Director general school education (DGSE) Kahan Singh Pannu has warned of strict action against managements of government-aided schools, who were charging fees from students of elementary classes.
The Right to Education (RTE) Act provides for free education for students up to upper
primary classes in all government and aided schools. Interacting with media persons on Saturday after conducting surprise checking in government schools, he said if the schools were getting grant from the government, they were supposed to abide by its instructions.
Pannu added that 12 teams from the department inspected 117 schools in the district and found 30 teachers to be absent from duty. As many as 60 teachers turned up late, most of whom cited inclement weather as the reason for delay, he added. He said dismissal proceedings would be started against six absentee teachers and added that 450 such teachers had been discharged from service. He added that by April, the remaining 750 defaulters would also be expelled.
The DGSE said that government schools could not compete with private schools as far as the infrastructure was concerned but in many respects they were faring better.
"As students in government schools receive education in their mother tongue, they are less inhibited and get better chance to hone their creative skills as compared to convent schools where the children are not allowed to speak in their mother tongue," he said.
He added that annual prize distribution functions would be held in all schools on February 20. Due to the efforts put in by the government, the dropout rate in government schools had declined of late, he claimed. He said that in another few months, all education offices would be provided modern infrastructure.

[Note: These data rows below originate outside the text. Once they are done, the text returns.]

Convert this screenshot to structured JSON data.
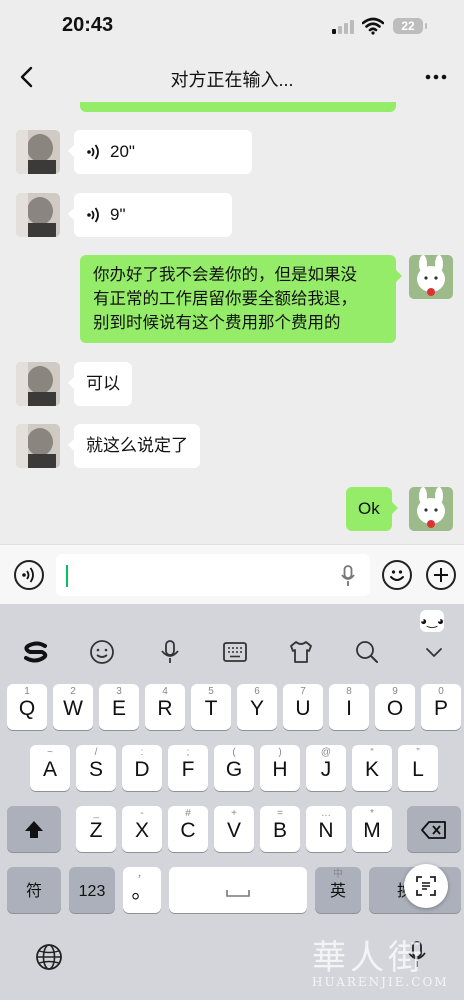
{
  "status_bar": {
    "time": "20:43",
    "battery": "22"
  },
  "nav": {
    "title": "对方正在输入..."
  },
  "messages": [
    {
      "side": "in",
      "kind": "voice",
      "text": "20\""
    },
    {
      "side": "in",
      "kind": "voice",
      "text": "9\""
    },
    {
      "side": "out",
      "kind": "text",
      "lines": [
        "你办好了我不会差你的，但是如果没",
        "有正常的工作居留你要全额给我退，",
        "别到时候说有这个费用那个费用的"
      ]
    },
    {
      "side": "in",
      "kind": "text",
      "text": "可以"
    },
    {
      "side": "in",
      "kind": "text",
      "text": "就这么说定了"
    },
    {
      "side": "out",
      "kind": "text",
      "text": "Ok"
    }
  ],
  "input": {
    "value": ""
  },
  "keyboard": {
    "row1": [
      {
        "k": "Q",
        "s": "1"
      },
      {
        "k": "W",
        "s": "2"
      },
      {
        "k": "E",
        "s": "3"
      },
      {
        "k": "R",
        "s": "4"
      },
      {
        "k": "T",
        "s": "5"
      },
      {
        "k": "Y",
        "s": "6"
      },
      {
        "k": "U",
        "s": "7"
      },
      {
        "k": "I",
        "s": "8"
      },
      {
        "k": "O",
        "s": "9"
      },
      {
        "k": "P",
        "s": "0"
      }
    ],
    "row2": [
      {
        "k": "A",
        "s": "~"
      },
      {
        "k": "S",
        "s": "/"
      },
      {
        "k": "D",
        "s": ":"
      },
      {
        "k": "F",
        "s": ";"
      },
      {
        "k": "G",
        "s": "("
      },
      {
        "k": "H",
        "s": ")"
      },
      {
        "k": "J",
        "s": "@"
      },
      {
        "k": "K",
        "s": "“"
      },
      {
        "k": "L",
        "s": "”"
      }
    ],
    "row3": [
      {
        "k": "Z",
        "s": "_"
      },
      {
        "k": "X",
        "s": "-"
      },
      {
        "k": "C",
        "s": "#"
      },
      {
        "k": "V",
        "s": "+"
      },
      {
        "k": "B",
        "s": "="
      },
      {
        "k": "N",
        "s": "…"
      },
      {
        "k": "M",
        "s": "*"
      }
    ],
    "sym_label": "符",
    "num_label": "123",
    "punct_sub": "，",
    "punct_label": "。",
    "lang_sub": "中",
    "lang_label": "英",
    "return_label": "换"
  },
  "watermark": {
    "cn": "華人街",
    "en": "HUARENJIE.COM"
  }
}
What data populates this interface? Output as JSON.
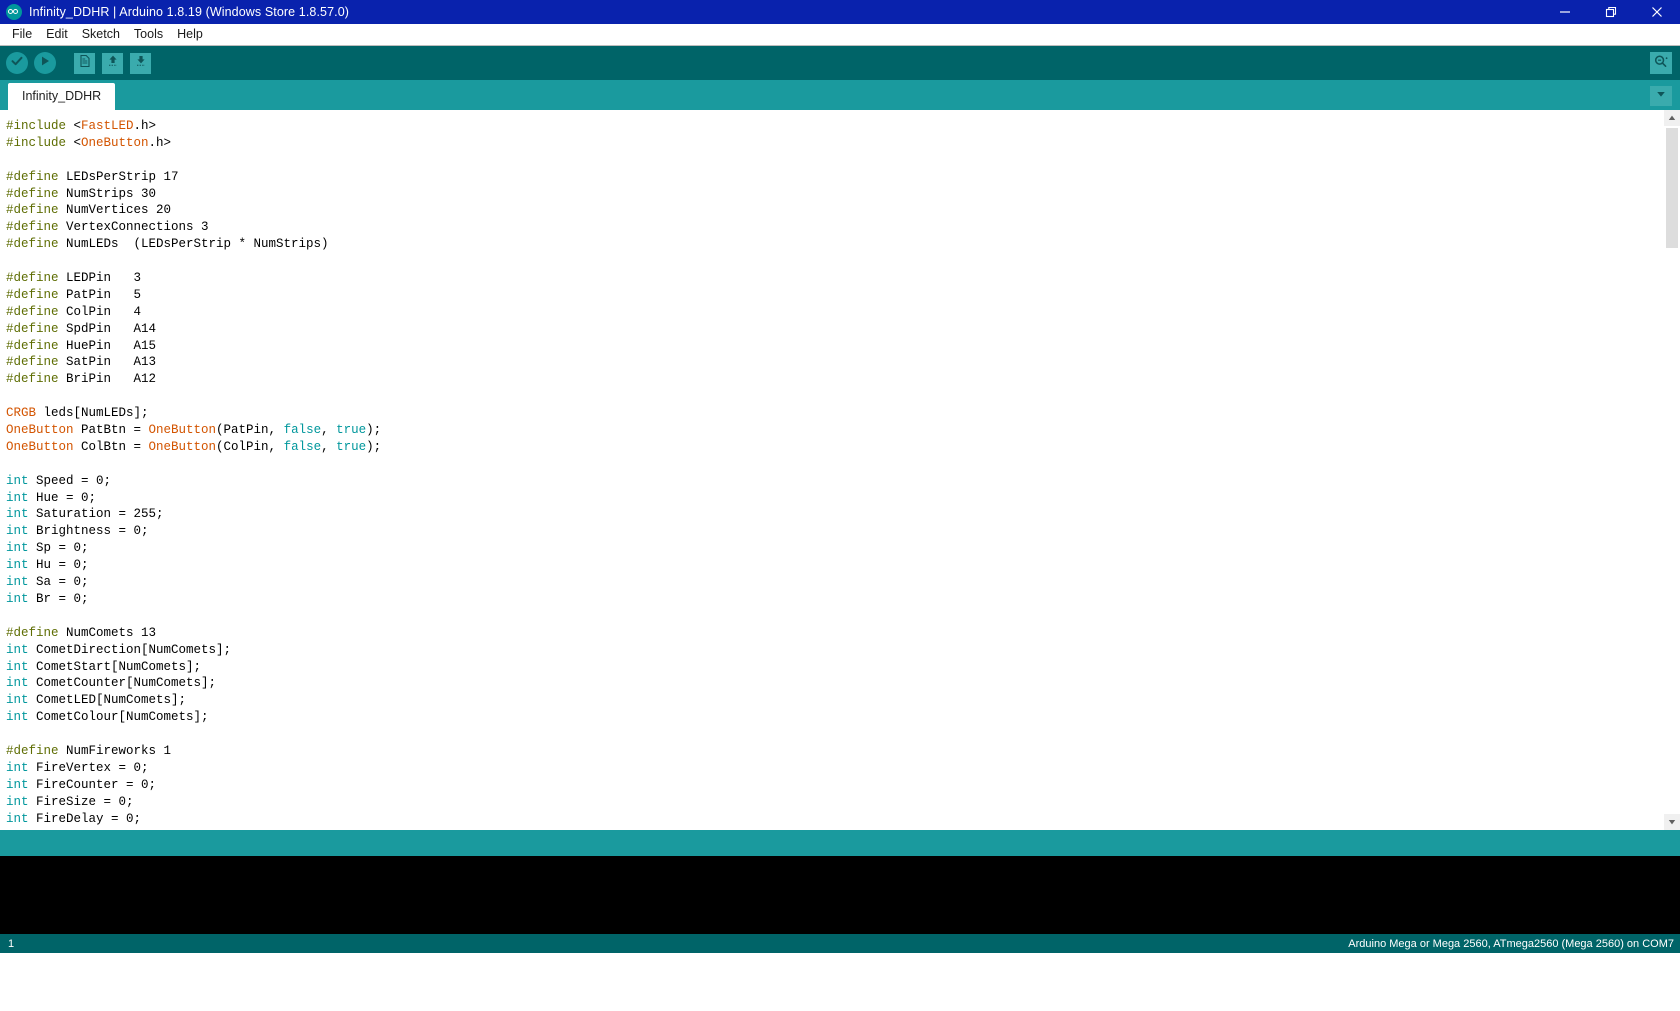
{
  "window": {
    "title": "Infinity_DDHR | Arduino 1.8.19 (Windows Store 1.8.57.0)",
    "app_icon": "arduino-logo-icon",
    "controls": {
      "minimize": "minimize-icon",
      "maximize": "restore-icon",
      "close": "close-icon"
    },
    "titlebar_color": "#0922ad"
  },
  "menubar": {
    "items": [
      {
        "label": "File"
      },
      {
        "label": "Edit"
      },
      {
        "label": "Sketch"
      },
      {
        "label": "Tools"
      },
      {
        "label": "Help"
      }
    ]
  },
  "toolbar": {
    "verify_label": "Verify",
    "upload_label": "Upload",
    "new_label": "New",
    "open_label": "Open",
    "save_label": "Save",
    "serial_monitor_label": "Serial Monitor",
    "background_color": "#006468",
    "accent_color": "#1a9a9e"
  },
  "tabs": {
    "items": [
      {
        "label": "Infinity_DDHR",
        "active": true
      }
    ],
    "menu_button": "chevron-down-icon"
  },
  "editor": {
    "font_size": "12.5px",
    "lines": [
      [
        {
          "t": "#include ",
          "c": "pre"
        },
        {
          "t": "<",
          "c": "plain"
        },
        {
          "t": "FastLED",
          "c": "lib"
        },
        {
          "t": ".h>",
          "c": "plain"
        }
      ],
      [
        {
          "t": "#include ",
          "c": "pre"
        },
        {
          "t": "<",
          "c": "plain"
        },
        {
          "t": "OneButton",
          "c": "lib"
        },
        {
          "t": ".h>",
          "c": "plain"
        }
      ],
      [],
      [
        {
          "t": "#define",
          "c": "pre"
        },
        {
          "t": " LEDsPerStrip 17",
          "c": "plain"
        }
      ],
      [
        {
          "t": "#define",
          "c": "pre"
        },
        {
          "t": " NumStrips 30",
          "c": "plain"
        }
      ],
      [
        {
          "t": "#define",
          "c": "pre"
        },
        {
          "t": " NumVertices 20",
          "c": "plain"
        }
      ],
      [
        {
          "t": "#define",
          "c": "pre"
        },
        {
          "t": " VertexConnections 3",
          "c": "plain"
        }
      ],
      [
        {
          "t": "#define",
          "c": "pre"
        },
        {
          "t": " NumLEDs  (LEDsPerStrip * NumStrips)",
          "c": "plain"
        }
      ],
      [],
      [
        {
          "t": "#define",
          "c": "pre"
        },
        {
          "t": " LEDPin   3",
          "c": "plain"
        }
      ],
      [
        {
          "t": "#define",
          "c": "pre"
        },
        {
          "t": " PatPin   5",
          "c": "plain"
        }
      ],
      [
        {
          "t": "#define",
          "c": "pre"
        },
        {
          "t": " ColPin   4",
          "c": "plain"
        }
      ],
      [
        {
          "t": "#define",
          "c": "pre"
        },
        {
          "t": " SpdPin   A14",
          "c": "plain"
        }
      ],
      [
        {
          "t": "#define",
          "c": "pre"
        },
        {
          "t": " HuePin   A15",
          "c": "plain"
        }
      ],
      [
        {
          "t": "#define",
          "c": "pre"
        },
        {
          "t": " SatPin   A13",
          "c": "plain"
        }
      ],
      [
        {
          "t": "#define",
          "c": "pre"
        },
        {
          "t": " BriPin   A12",
          "c": "plain"
        }
      ],
      [],
      [
        {
          "t": "CRGB",
          "c": "lib"
        },
        {
          "t": " leds[NumLEDs];",
          "c": "plain"
        }
      ],
      [
        {
          "t": "OneButton",
          "c": "lib"
        },
        {
          "t": " PatBtn = ",
          "c": "plain"
        },
        {
          "t": "OneButton",
          "c": "lib"
        },
        {
          "t": "(PatPin, ",
          "c": "plain"
        },
        {
          "t": "false",
          "c": "kw"
        },
        {
          "t": ", ",
          "c": "plain"
        },
        {
          "t": "true",
          "c": "kw"
        },
        {
          "t": ");",
          "c": "plain"
        }
      ],
      [
        {
          "t": "OneButton",
          "c": "lib"
        },
        {
          "t": " ColBtn = ",
          "c": "plain"
        },
        {
          "t": "OneButton",
          "c": "lib"
        },
        {
          "t": "(ColPin, ",
          "c": "plain"
        },
        {
          "t": "false",
          "c": "kw"
        },
        {
          "t": ", ",
          "c": "plain"
        },
        {
          "t": "true",
          "c": "kw"
        },
        {
          "t": ");",
          "c": "plain"
        }
      ],
      [],
      [
        {
          "t": "int",
          "c": "type"
        },
        {
          "t": " Speed = 0;",
          "c": "plain"
        }
      ],
      [
        {
          "t": "int",
          "c": "type"
        },
        {
          "t": " Hue = 0;",
          "c": "plain"
        }
      ],
      [
        {
          "t": "int",
          "c": "type"
        },
        {
          "t": " Saturation = 255;",
          "c": "plain"
        }
      ],
      [
        {
          "t": "int",
          "c": "type"
        },
        {
          "t": " Brightness = 0;",
          "c": "plain"
        }
      ],
      [
        {
          "t": "int",
          "c": "type"
        },
        {
          "t": " Sp = 0;",
          "c": "plain"
        }
      ],
      [
        {
          "t": "int",
          "c": "type"
        },
        {
          "t": " Hu = 0;",
          "c": "plain"
        }
      ],
      [
        {
          "t": "int",
          "c": "type"
        },
        {
          "t": " Sa = 0;",
          "c": "plain"
        }
      ],
      [
        {
          "t": "int",
          "c": "type"
        },
        {
          "t": " Br = 0;",
          "c": "plain"
        }
      ],
      [],
      [
        {
          "t": "#define",
          "c": "pre"
        },
        {
          "t": " NumComets 13",
          "c": "plain"
        }
      ],
      [
        {
          "t": "int",
          "c": "type"
        },
        {
          "t": " CometDirection[NumComets];",
          "c": "plain"
        }
      ],
      [
        {
          "t": "int",
          "c": "type"
        },
        {
          "t": " CometStart[NumComets];",
          "c": "plain"
        }
      ],
      [
        {
          "t": "int",
          "c": "type"
        },
        {
          "t": " CometCounter[NumComets];",
          "c": "plain"
        }
      ],
      [
        {
          "t": "int",
          "c": "type"
        },
        {
          "t": " CometLED[NumComets];",
          "c": "plain"
        }
      ],
      [
        {
          "t": "int",
          "c": "type"
        },
        {
          "t": " CometColour[NumComets];",
          "c": "plain"
        }
      ],
      [],
      [
        {
          "t": "#define",
          "c": "pre"
        },
        {
          "t": " NumFireworks 1",
          "c": "plain"
        }
      ],
      [
        {
          "t": "int",
          "c": "type"
        },
        {
          "t": " FireVertex = 0;",
          "c": "plain"
        }
      ],
      [
        {
          "t": "int",
          "c": "type"
        },
        {
          "t": " FireCounter = 0;",
          "c": "plain"
        }
      ],
      [
        {
          "t": "int",
          "c": "type"
        },
        {
          "t": " FireSize = 0;",
          "c": "plain"
        }
      ],
      [
        {
          "t": "int",
          "c": "type"
        },
        {
          "t": " FireDelay = 0;",
          "c": "plain"
        }
      ]
    ]
  },
  "console": {
    "text": ""
  },
  "statusbar": {
    "line_number": "1",
    "board": "Arduino Mega or Mega 2560, ATmega2560 (Mega 2560) on COM7"
  }
}
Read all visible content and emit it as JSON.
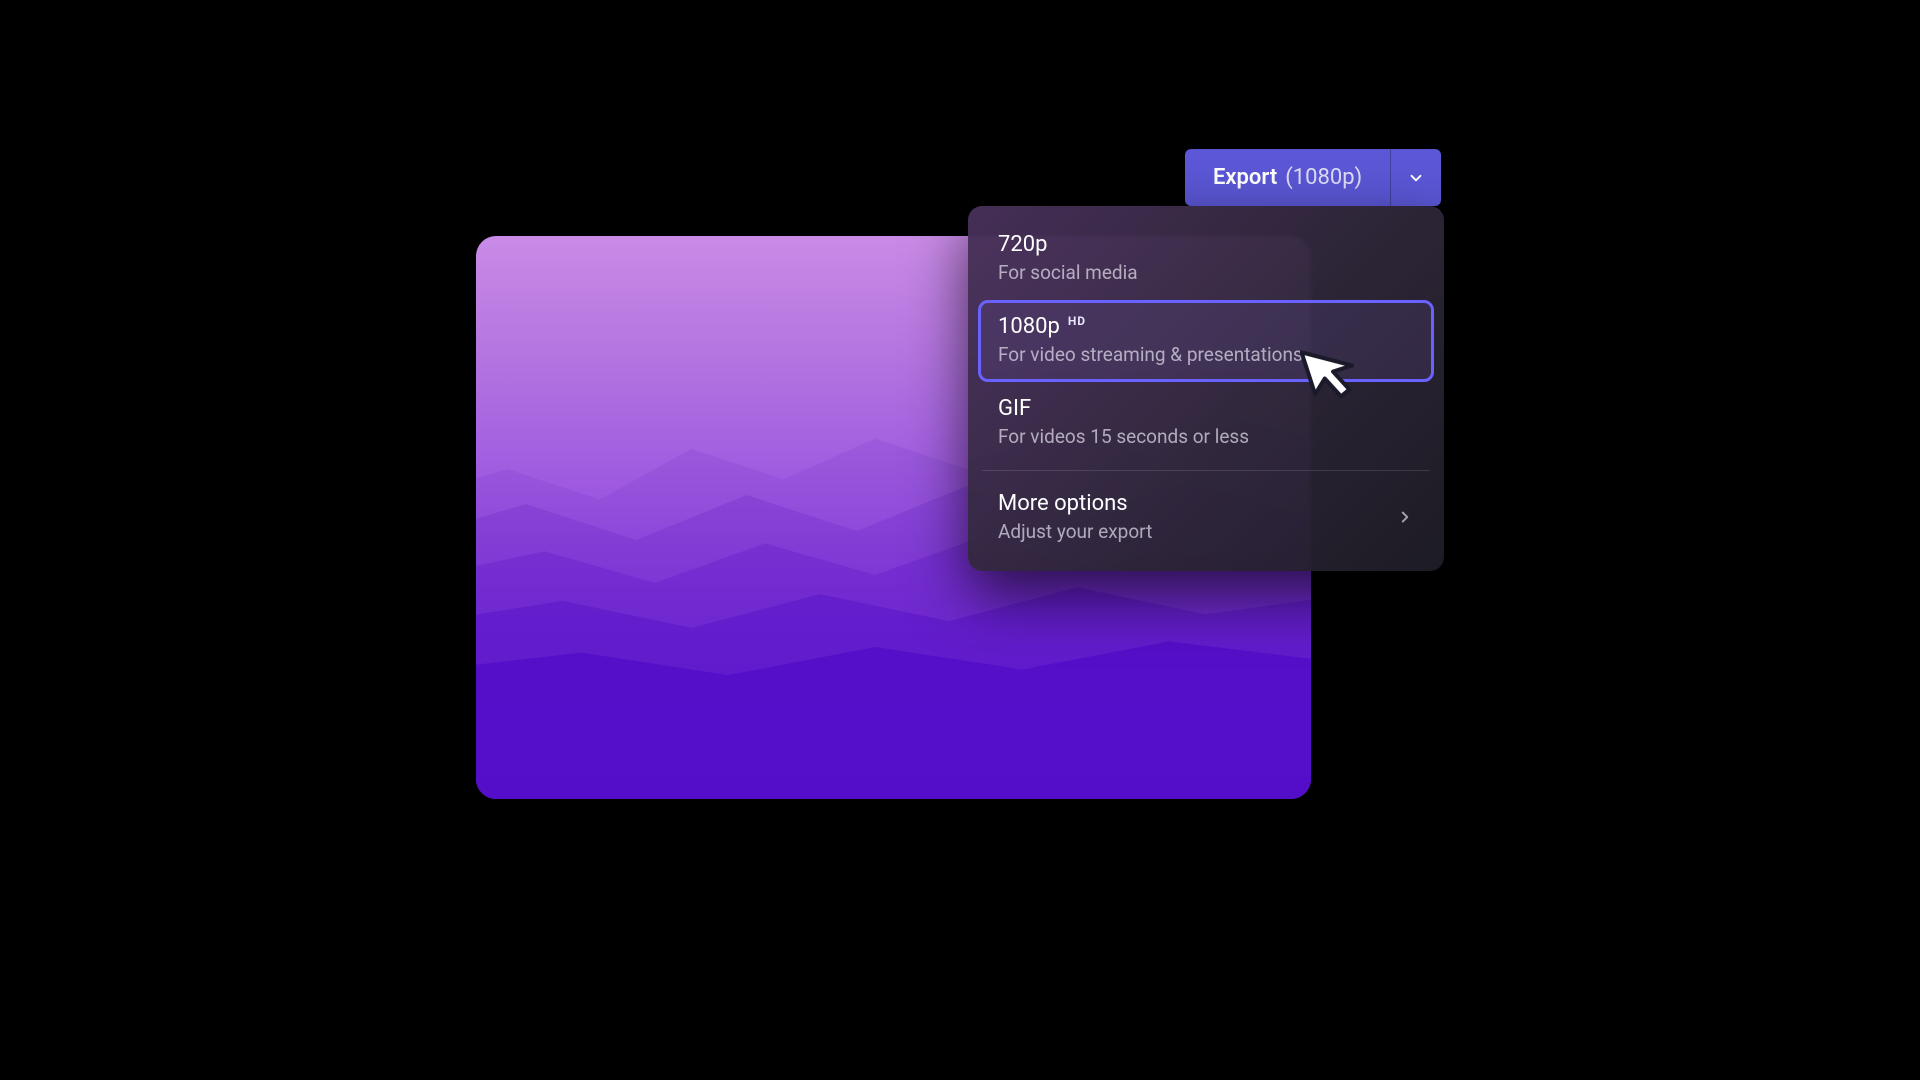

Later, the DGSE held a meeting with district education officers, block officers and heads of high and senior secondary schools. He was accompanied by assistant state project director (inspection) Satpal Singh.